WHAT YOU WILL DO: Each record below must come back exactly as written; its pictures must not.
*** Opening RECORD EXCERPTS ***
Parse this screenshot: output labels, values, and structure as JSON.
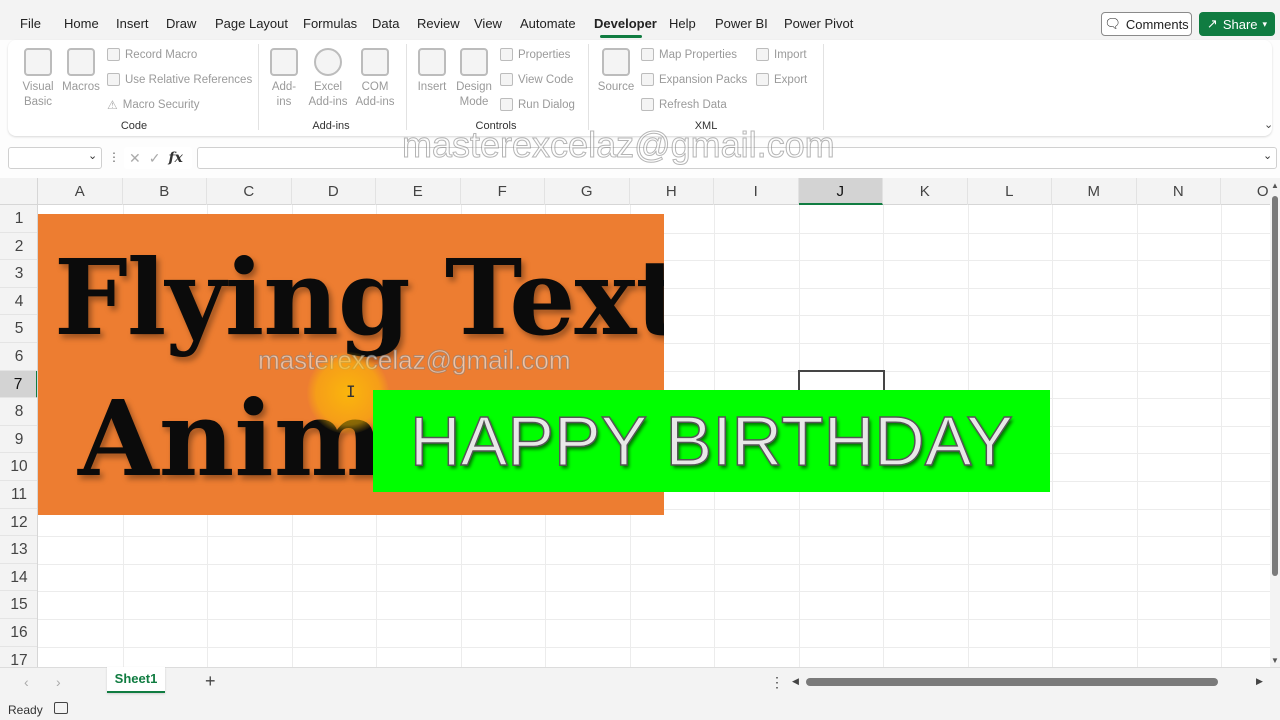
{
  "menu": {
    "tabs": [
      "File",
      "Home",
      "Insert",
      "Draw",
      "Page Layout",
      "Formulas",
      "Data",
      "Review",
      "View",
      "Automate",
      "Developer",
      "Help",
      "Power BI",
      "Power Pivot"
    ],
    "active_tab": "Developer",
    "comments_label": "Comments",
    "share_label": "Share"
  },
  "ribbon": {
    "code": {
      "label": "Code",
      "visual_basic": "Visual Basic",
      "macros": "Macros",
      "record_macro": "Record Macro",
      "use_relative": "Use Relative References",
      "macro_security": "Macro Security"
    },
    "addins": {
      "label": "Add-ins",
      "addins": "Add-ins",
      "excel_addins": "Excel Add-ins",
      "com_addins": "COM Add-ins"
    },
    "controls": {
      "label": "Controls",
      "insert": "Insert",
      "design_mode": "Design Mode",
      "properties": "Properties",
      "view_code": "View Code",
      "run_dialog": "Run Dialog"
    },
    "xml": {
      "label": "XML",
      "source": "Source",
      "map_properties": "Map Properties",
      "expansion_packs": "Expansion Packs",
      "refresh_data": "Refresh Data",
      "import": "Import",
      "export": "Export"
    }
  },
  "formula_bar": {
    "name_box": "",
    "fx_label": "fx",
    "formula": ""
  },
  "grid": {
    "columns": [
      "A",
      "B",
      "C",
      "D",
      "E",
      "F",
      "G",
      "H",
      "I",
      "J",
      "K",
      "L",
      "M",
      "N",
      "O"
    ],
    "rows": [
      "1",
      "2",
      "3",
      "4",
      "5",
      "6",
      "7",
      "8",
      "9",
      "10",
      "11",
      "12",
      "13",
      "14",
      "15",
      "16",
      "17"
    ],
    "selected_column": "J",
    "selected_row": "7"
  },
  "shapes": {
    "title_line1": "Flying Text",
    "title_line2": "Anima",
    "birthday": "HAPPY BIRTHDAY",
    "orange_color": "#ed7d31",
    "green_color": "#00ff00"
  },
  "watermark": "masterexcelaz@gmail.com",
  "sheets": {
    "active": "Sheet1",
    "add_label": "+"
  },
  "status": {
    "ready": "Ready"
  },
  "colors": {
    "accent": "#107c41"
  }
}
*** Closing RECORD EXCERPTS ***
RESPONSE TO THE EXERCISE:
Parse this screenshot: output labels, values, and structure as JSON.
{
  "menu": {
    "tabs": [
      "File",
      "Home",
      "Insert",
      "Draw",
      "Page Layout",
      "Formulas",
      "Data",
      "Review",
      "View",
      "Automate",
      "Developer",
      "Help",
      "Power BI",
      "Power Pivot"
    ],
    "active_tab": "Developer",
    "comments_label": "Comments",
    "share_label": "Share"
  },
  "ribbon": {
    "code": {
      "label": "Code",
      "visual_basic": "Visual Basic",
      "macros": "Macros",
      "record_macro": "Record Macro",
      "use_relative": "Use Relative References",
      "macro_security": "Macro Security"
    },
    "addins": {
      "label": "Add-ins",
      "addins": "Add-ins",
      "excel_addins": "Excel Add-ins",
      "com_addins": "COM Add-ins"
    },
    "controls": {
      "label": "Controls",
      "insert": "Insert",
      "design_mode": "Design Mode",
      "properties": "Properties",
      "view_code": "View Code",
      "run_dialog": "Run Dialog"
    },
    "xml": {
      "label": "XML",
      "source": "Source",
      "map_properties": "Map Properties",
      "expansion_packs": "Expansion Packs",
      "refresh_data": "Refresh Data",
      "import": "Import",
      "export": "Export"
    }
  },
  "formula_bar": {
    "name_box": "",
    "fx_label": "fx",
    "formula": ""
  },
  "grid": {
    "columns": [
      "A",
      "B",
      "C",
      "D",
      "E",
      "F",
      "G",
      "H",
      "I",
      "J",
      "K",
      "L",
      "M",
      "N",
      "O"
    ],
    "rows": [
      "1",
      "2",
      "3",
      "4",
      "5",
      "6",
      "7",
      "8",
      "9",
      "10",
      "11",
      "12",
      "13",
      "14",
      "15",
      "16",
      "17"
    ],
    "selected_column": "J",
    "selected_row": "7"
  },
  "shapes": {
    "title_line1": "Flying Text",
    "title_line2": "Anima",
    "birthday": "HAPPY BIRTHDAY",
    "orange_color": "#ed7d31",
    "green_color": "#00ff00"
  },
  "watermark": "masterexcelaz@gmail.com",
  "sheets": {
    "active": "Sheet1",
    "add_label": "+"
  },
  "status": {
    "ready": "Ready"
  },
  "colors": {
    "accent": "#107c41"
  }
}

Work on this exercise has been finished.